As the sun started to dip it was time to collect our luggage from the hotel, change clothes and head out to the airport. But we came back to London (when we eventually did make it back) a few shades browner and much more relaxed. Assuming that I can find a different airline, we will definitely go back!

Friday 8 June 2012

Drum Roll Please!

Here we are safely ensconced in the waiting area at Gatwick where we will shortly be taking off for . . .

Faro, Portugal!

Not exactly off the beaten track, but it is easy for us to get to and has *much* warmer weather than London, plus beaches! And a relaxing beach trip is exactly what we need after exams and crazy work projects.

The downside is that this week has been so hectic that in my rush to pack & get out of the house I left my camera on my desk. So iPhone photos it shall just have to be. Better than nothing right?

Wednesday 6 June 2012

After a Pause, We're Off Again

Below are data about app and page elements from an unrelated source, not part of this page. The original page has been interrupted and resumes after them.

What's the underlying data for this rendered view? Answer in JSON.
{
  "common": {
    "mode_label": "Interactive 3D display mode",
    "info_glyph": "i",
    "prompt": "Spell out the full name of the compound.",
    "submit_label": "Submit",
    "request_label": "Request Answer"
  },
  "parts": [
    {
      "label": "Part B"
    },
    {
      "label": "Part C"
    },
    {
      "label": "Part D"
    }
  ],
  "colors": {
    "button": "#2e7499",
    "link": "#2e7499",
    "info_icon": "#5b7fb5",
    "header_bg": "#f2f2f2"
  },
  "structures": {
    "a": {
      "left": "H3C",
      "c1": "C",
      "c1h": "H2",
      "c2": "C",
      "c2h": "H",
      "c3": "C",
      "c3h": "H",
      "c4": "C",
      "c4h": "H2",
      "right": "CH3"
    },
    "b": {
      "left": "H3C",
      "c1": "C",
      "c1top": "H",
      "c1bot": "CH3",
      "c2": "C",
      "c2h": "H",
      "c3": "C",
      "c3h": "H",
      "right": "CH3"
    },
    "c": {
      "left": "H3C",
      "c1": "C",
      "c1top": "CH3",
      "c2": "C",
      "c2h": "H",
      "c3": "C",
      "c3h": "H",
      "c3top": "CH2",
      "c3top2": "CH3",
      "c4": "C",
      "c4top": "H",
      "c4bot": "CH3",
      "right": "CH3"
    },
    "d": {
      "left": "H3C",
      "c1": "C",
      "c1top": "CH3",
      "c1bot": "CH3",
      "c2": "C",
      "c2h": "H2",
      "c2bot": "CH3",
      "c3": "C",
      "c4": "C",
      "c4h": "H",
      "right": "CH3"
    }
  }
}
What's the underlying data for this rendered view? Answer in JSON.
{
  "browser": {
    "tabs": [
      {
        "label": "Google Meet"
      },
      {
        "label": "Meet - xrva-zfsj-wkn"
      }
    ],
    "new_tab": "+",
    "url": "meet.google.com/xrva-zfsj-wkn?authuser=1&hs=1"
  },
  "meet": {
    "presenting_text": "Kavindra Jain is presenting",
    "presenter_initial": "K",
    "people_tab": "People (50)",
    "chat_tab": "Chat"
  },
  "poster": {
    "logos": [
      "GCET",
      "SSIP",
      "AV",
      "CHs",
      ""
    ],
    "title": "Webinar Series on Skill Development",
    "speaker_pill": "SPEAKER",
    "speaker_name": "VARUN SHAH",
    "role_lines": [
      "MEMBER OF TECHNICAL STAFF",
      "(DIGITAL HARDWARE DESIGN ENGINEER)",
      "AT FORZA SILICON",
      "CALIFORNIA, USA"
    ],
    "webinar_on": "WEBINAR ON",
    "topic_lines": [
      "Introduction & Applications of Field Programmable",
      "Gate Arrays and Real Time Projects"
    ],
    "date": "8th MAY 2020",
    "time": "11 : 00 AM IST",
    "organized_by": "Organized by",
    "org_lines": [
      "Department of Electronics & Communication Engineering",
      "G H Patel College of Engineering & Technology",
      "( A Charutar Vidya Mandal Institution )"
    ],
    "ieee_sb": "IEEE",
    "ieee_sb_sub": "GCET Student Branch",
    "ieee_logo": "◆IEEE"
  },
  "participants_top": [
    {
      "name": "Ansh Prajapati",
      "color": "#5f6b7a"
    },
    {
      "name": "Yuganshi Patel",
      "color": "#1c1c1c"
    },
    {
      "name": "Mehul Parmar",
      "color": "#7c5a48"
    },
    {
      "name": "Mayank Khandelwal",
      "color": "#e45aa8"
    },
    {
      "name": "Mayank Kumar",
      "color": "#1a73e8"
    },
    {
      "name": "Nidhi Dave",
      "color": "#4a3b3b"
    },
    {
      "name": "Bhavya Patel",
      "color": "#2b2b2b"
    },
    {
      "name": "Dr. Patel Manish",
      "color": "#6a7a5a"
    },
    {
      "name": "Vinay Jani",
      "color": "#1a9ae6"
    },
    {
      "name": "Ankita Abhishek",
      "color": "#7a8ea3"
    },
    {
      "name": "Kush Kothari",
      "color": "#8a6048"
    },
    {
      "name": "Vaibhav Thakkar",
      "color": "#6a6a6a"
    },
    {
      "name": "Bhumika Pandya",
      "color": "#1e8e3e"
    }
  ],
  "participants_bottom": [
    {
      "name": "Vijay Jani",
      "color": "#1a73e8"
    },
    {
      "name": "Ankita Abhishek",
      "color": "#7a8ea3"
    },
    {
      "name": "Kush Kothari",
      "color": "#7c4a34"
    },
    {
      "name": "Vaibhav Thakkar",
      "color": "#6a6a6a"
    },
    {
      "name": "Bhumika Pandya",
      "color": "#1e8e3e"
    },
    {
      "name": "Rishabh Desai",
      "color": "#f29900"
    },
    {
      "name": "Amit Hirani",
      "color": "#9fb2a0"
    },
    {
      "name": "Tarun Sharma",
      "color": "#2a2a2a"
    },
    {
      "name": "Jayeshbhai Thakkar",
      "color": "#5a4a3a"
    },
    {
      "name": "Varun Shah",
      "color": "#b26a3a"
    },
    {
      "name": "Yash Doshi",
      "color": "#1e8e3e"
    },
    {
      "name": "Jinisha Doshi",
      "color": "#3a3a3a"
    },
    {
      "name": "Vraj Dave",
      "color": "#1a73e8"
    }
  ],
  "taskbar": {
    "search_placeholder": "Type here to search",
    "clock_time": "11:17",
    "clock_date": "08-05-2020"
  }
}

As you all may have noticed, the last few months have been rather quiet travel wise. This was to give us some time to handle family matters back in the US and to give Stephen some space to prepare for his exams. The pause turned out to be well timed as my work has also been rather hectic over the last few months. So we've both beavered away the spring, looking ruefully out the window (not that spring in London has been terribly nice over all).  But that's nearly over and so the travel starts again! 

Our first trip of the summer is something of a surprise treat - I know where we're going, but Stephen won't until I hand him his boarding pass. I'll give you the same clues I've given him, see if you can guess where we're off to:

1. It's within a 3 hour flight from London
2. To an area well known for its beaches
3. The projected weekend temperatures are a lovely 28 C/82 F.

We're off on Friday after work and back on Monday. To say I can't wait would be an understatement. I'll try to pop back in at the airport to give you the answer.